DENVER - Scientists at the Rocky Mountain Biological Laboratory near Crested Butte have documented sex-specific responses to climate change for the first time. The study, published in the journal Science, shows changes in the valerian plant's growth patterns over 40 years of research.

Kailen Mooney, the report's co-author and a professor at the University of California Irvine, said a warming planet has already affected where the plant grows at different elevations.

"Just like in humans, where where males and females are different, in plants, males and females are different and they have responded to climate change differently," he said. "Specifically, what we found is that over the last 40 years, males have been increasing in abundance."

He explained male plants have traditionally grown at lower elevations, where it's hot and dry, and females grow higher up, in cooler, wetter areas. Mooney said warmer conditions have allowed more males to settle into female territory. Unlike most flowering plants, valerian, like asparagus, papaya, spinach, and aspen, can't self-fertilize.

Mooney noted that the report is the first of its kind to show how male and female plants respond differently to climate change.

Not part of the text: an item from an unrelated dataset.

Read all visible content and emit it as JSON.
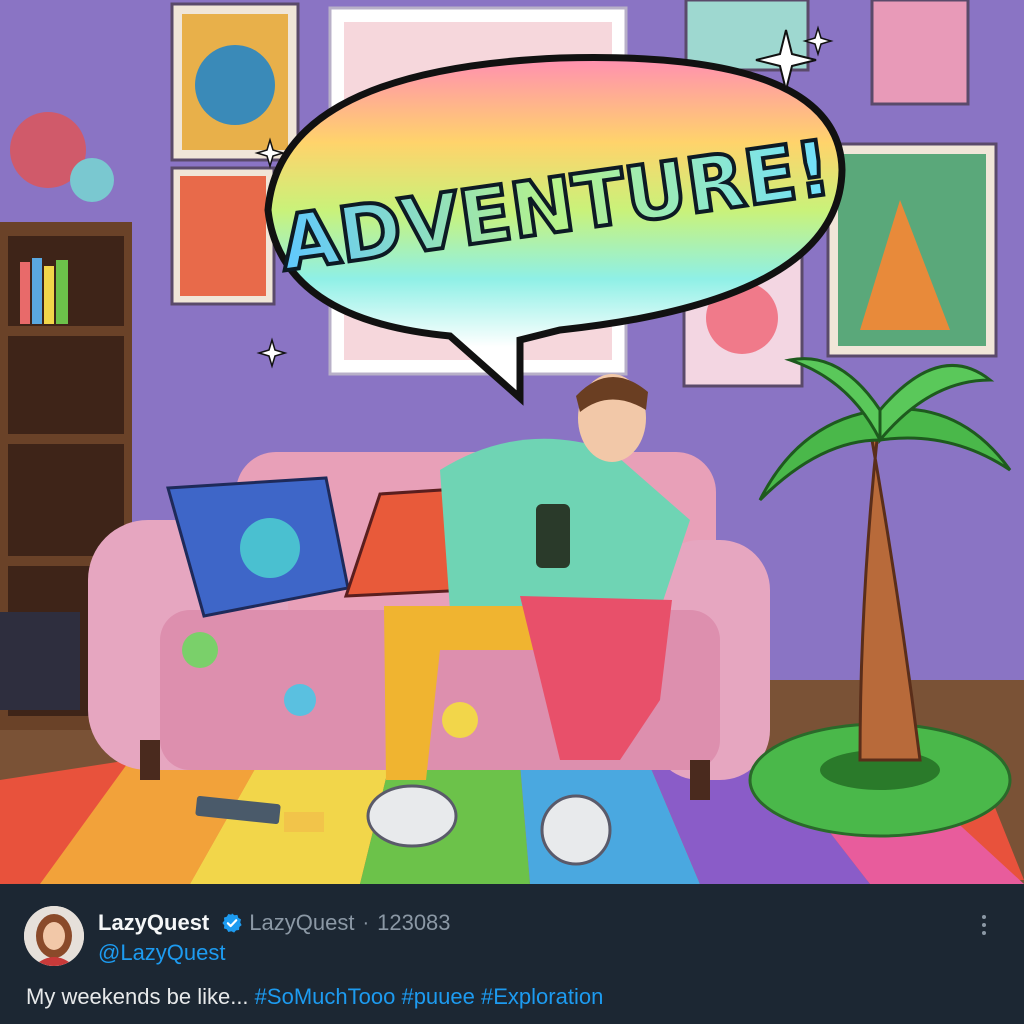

He said the research could help scientists get a better understanding of how humans and other animals might adapt to changing conditions.

"It's one of many, but yet another example, of the dramatic changes that are happening in response to climate change, in Colorado and in the world's ecosystems," he added.

Mooney's research was conducted at the Rocky Mountain Biological Laboratory near Crested Butte, where plant life has been studied since 1928. The lab was founded atop the abandoned mining town of Gothic, Colorado, and draws hundreds of scientists from around the world each summer, making the area's ecosystems some of the most intensively studied in the world.

Eric Galatas, Public News Service - CO